### Task brief
Output all of the data verbatim.

[Items from an interface collection]
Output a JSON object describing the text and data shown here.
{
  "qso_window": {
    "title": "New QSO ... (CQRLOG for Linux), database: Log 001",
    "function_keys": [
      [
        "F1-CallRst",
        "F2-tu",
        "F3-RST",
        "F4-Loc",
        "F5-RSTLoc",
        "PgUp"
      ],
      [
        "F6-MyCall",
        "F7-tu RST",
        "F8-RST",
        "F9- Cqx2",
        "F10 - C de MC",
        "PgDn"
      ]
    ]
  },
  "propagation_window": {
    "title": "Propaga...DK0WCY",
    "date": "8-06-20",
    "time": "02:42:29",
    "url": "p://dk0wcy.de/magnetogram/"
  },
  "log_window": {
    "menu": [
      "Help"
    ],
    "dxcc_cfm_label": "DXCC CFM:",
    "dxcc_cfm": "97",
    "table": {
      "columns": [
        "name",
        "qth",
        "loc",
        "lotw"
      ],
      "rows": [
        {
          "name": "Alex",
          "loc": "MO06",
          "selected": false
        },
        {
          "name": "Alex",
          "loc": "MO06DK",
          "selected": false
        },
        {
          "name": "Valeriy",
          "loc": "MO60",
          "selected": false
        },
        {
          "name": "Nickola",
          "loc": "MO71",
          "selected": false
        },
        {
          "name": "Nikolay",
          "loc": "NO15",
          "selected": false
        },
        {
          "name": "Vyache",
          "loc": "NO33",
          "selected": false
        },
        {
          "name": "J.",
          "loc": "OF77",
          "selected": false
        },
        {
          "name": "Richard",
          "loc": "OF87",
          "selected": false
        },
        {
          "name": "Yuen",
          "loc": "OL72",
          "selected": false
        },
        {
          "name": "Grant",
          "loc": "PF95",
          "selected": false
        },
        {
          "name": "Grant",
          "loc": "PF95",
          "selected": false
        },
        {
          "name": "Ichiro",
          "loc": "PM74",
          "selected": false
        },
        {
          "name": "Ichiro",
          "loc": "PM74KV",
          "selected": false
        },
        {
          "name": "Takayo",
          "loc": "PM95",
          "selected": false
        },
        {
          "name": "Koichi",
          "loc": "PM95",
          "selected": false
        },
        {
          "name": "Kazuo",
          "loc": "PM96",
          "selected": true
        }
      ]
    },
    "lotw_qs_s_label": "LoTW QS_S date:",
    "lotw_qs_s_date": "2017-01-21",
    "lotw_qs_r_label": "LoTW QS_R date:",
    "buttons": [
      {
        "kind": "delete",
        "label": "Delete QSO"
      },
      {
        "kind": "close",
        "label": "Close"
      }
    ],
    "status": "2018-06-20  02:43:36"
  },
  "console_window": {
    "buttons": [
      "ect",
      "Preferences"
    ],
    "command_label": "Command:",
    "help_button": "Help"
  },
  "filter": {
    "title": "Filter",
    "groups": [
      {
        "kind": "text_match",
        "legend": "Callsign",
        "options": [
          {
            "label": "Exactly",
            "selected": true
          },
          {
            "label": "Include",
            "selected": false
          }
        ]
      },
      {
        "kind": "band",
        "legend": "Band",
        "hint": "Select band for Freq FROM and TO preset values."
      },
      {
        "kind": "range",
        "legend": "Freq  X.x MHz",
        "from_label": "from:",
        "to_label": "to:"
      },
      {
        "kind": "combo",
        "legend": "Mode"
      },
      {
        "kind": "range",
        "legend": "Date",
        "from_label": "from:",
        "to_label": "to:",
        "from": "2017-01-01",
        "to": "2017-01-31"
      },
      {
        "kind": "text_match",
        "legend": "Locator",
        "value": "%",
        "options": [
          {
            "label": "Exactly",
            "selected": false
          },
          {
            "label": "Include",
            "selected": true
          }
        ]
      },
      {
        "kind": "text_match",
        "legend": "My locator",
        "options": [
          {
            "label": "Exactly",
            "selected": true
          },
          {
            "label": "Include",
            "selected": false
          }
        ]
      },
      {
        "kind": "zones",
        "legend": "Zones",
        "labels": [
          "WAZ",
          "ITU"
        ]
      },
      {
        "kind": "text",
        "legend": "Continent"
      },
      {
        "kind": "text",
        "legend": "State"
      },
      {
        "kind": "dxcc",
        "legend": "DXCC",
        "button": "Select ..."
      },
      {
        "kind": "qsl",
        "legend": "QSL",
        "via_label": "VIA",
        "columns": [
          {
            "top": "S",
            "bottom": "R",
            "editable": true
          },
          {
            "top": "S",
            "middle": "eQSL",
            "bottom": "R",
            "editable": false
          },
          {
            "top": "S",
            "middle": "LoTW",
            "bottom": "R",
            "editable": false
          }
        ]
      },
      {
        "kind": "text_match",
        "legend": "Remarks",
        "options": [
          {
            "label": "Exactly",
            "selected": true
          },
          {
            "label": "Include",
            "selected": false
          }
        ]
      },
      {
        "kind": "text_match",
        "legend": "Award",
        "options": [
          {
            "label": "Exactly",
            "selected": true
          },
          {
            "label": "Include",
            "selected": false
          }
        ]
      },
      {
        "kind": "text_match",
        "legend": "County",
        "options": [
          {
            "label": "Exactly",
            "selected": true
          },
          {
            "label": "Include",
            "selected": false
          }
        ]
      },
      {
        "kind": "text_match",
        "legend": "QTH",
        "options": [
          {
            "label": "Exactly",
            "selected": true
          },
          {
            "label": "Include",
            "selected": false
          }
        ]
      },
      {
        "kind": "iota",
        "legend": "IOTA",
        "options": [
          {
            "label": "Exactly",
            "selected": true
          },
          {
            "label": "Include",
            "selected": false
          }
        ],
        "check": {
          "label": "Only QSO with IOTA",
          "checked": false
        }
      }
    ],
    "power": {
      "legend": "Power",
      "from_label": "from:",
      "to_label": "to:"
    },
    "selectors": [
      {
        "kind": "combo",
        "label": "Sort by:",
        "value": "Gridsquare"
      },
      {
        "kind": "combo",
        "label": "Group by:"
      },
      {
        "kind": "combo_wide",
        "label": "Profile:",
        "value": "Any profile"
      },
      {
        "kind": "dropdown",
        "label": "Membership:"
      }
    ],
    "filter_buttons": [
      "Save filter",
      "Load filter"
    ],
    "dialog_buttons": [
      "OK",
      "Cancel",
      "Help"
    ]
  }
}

### Answer
Output a JSON object describing the text and data shown here.
{
  "qso_window": {
    "title": "New QSO ... (CQRLOG for Linux), database: Log 001",
    "function_keys": [
      [
        "F1-CallRst",
        "F2-tu",
        "F3-RST",
        "F4-Loc",
        "F5-RSTLoc",
        "PgUp"
      ],
      [
        "F6-MyCall",
        "F7-tu RST",
        "F8-RST",
        "F9- Cqx2",
        "F10 - C de MC",
        "PgDn"
      ]
    ]
  },
  "propagation_window": {
    "title": "Propaga...DK0WCY",
    "date": "8-06-20",
    "time": "02:42:29",
    "url": "p://dk0wcy.de/magnetogram/"
  },
  "log_window": {
    "menu": [
      "Help"
    ],
    "dxcc_cfm_label": "DXCC CFM:",
    "dxcc_cfm": "97",
    "table": {
      "columns": [
        "name",
        "qth",
        "loc",
        "lotw"
      ],
      "rows": [
        {
          "name": "Alex",
          "loc": "MO06",
          "selected": false
        },
        {
          "name": "Alex",
          "loc": "MO06DK",
          "selected": false
        },
        {
          "name": "Valeriy",
          "loc": "MO60",
          "selected": false
        },
        {
          "name": "Nickola",
          "loc": "MO71",
          "selected": false
        },
        {
          "name": "Nikolay",
          "loc": "NO15",
          "selected": false
        },
        {
          "name": "Vyache",
          "loc": "NO33",
          "selected": false
        },
        {
          "name": "J.",
          "loc": "OF77",
          "selected": false
        },
        {
          "name": "Richard",
          "loc": "OF87",
          "selected": false
        },
        {
          "name": "Yuen",
          "loc": "OL72",
          "selected": false
        },
        {
          "name": "Grant",
          "loc": "PF95",
          "selected": false
        },
        {
          "name": "Grant",
          "loc": "PF95",
          "selected": false
        },
        {
          "name": "Ichiro",
          "loc": "PM74",
          "selected": false
        },
        {
          "name": "Ichiro",
          "loc": "PM74KV",
          "selected": false
        },
        {
          "name": "Takayo",
          "loc": "PM95",
          "selected": false
        },
        {
          "name": "Koichi",
          "loc": "PM95",
          "selected": false
        },
        {
          "name": "Kazuo",
          "loc": "PM96",
          "selected": true
        }
      ]
    },
    "lotw_qs_s_label": "LoTW QS_S date:",
    "lotw_qs_s_date": "2017-01-21",
    "lotw_qs_r_label": "LoTW QS_R date:",
    "buttons": [
      {
        "kind": "delete",
        "label": "Delete QSO"
      },
      {
        "kind": "close",
        "label": "Close"
      }
    ],
    "status": "2018-06-20  02:43:36"
  },
  "console_window": {
    "buttons": [
      "ect",
      "Preferences"
    ],
    "command_label": "Command:",
    "help_button": "Help"
  },
  "filter": {
    "title": "Filter",
    "groups": [
      {
        "kind": "text_match",
        "legend": "Callsign",
        "options": [
          {
            "label": "Exactly",
            "selected": true
          },
          {
            "label": "Include",
            "selected": false
          }
        ]
      },
      {
        "kind": "band",
        "legend": "Band",
        "hint": "Select band for Freq FROM and TO preset values."
      },
      {
        "kind": "range",
        "legend": "Freq  X.x MHz",
        "from_label": "from:",
        "to_label": "to:"
      },
      {
        "kind": "combo",
        "legend": "Mode"
      },
      {
        "kind": "range",
        "legend": "Date",
        "from_label": "from:",
        "to_label": "to:",
        "from": "2017-01-01",
        "to": "2017-01-31"
      },
      {
        "kind": "text_match",
        "legend": "Locator",
        "value": "%",
        "options": [
          {
            "label": "Exactly",
            "selected": false
          },
          {
            "label": "Include",
            "selected": true
          }
        ]
      },
      {
        "kind": "text_match",
        "legend": "My locator",
        "options": [
          {
            "label": "Exactly",
            "selected": true
          },
          {
            "label": "Include",
            "selected": false
          }
        ]
      },
      {
        "kind": "zones",
        "legend": "Zones",
        "labels": [
          "WAZ",
          "ITU"
        ]
      },
      {
        "kind": "text",
        "legend": "Continent"
      },
      {
        "kind": "text",
        "legend": "State"
      },
      {
        "kind": "dxcc",
        "legend": "DXCC",
        "button": "Select ..."
      },
      {
        "kind": "qsl",
        "legend": "QSL",
        "via_label": "VIA",
        "columns": [
          {
            "top": "S",
            "bottom": "R",
            "editable": true
          },
          {
            "top": "S",
            "middle": "eQSL",
            "bottom": "R",
            "editable": false
          },
          {
            "top": "S",
            "middle": "LoTW",
            "bottom": "R",
            "editable": false
          }
        ]
      },
      {
        "kind": "text_match",
        "legend": "Remarks",
        "options": [
          {
            "label": "Exactly",
            "selected": true
          },
          {
            "label": "Include",
            "selected": false
          }
        ]
      },
      {
        "kind": "text_match",
        "legend": "Award",
        "options": [
          {
            "label": "Exactly",
            "selected": true
          },
          {
            "label": "Include",
            "selected": false
          }
        ]
      },
      {
        "kind": "text_match",
        "legend": "County",
        "options": [
          {
            "label": "Exactly",
            "selected": true
          },
          {
            "label": "Include",
            "selected": false
          }
        ]
      },
      {
        "kind": "text_match",
        "legend": "QTH",
        "options": [
          {
            "label": "Exactly",
            "selected": true
          },
          {
            "label": "Include",
            "selected": false
          }
        ]
      },
      {
        "kind": "iota",
        "legend": "IOTA",
        "options": [
          {
            "label": "Exactly",
            "selected": true
          },
          {
            "label": "Include",
            "selected": false
          }
        ],
        "check": {
          "label": "Only QSO with IOTA",
          "checked": false
        }
      }
    ],
    "power": {
      "legend": "Power",
      "from_label": "from:",
      "to_label": "to:"
    },
    "selectors": [
      {
        "kind": "combo",
        "label": "Sort by:",
        "value": "Gridsquare"
      },
      {
        "kind": "combo",
        "label": "Group by:"
      },
      {
        "kind": "combo_wide",
        "label": "Profile:",
        "value": "Any profile"
      },
      {
        "kind": "dropdown",
        "label": "Membership:"
      }
    ],
    "filter_buttons": [
      "Save filter",
      "Load filter"
    ],
    "dialog_buttons": [
      "OK",
      "Cancel",
      "Help"
    ]
  }
}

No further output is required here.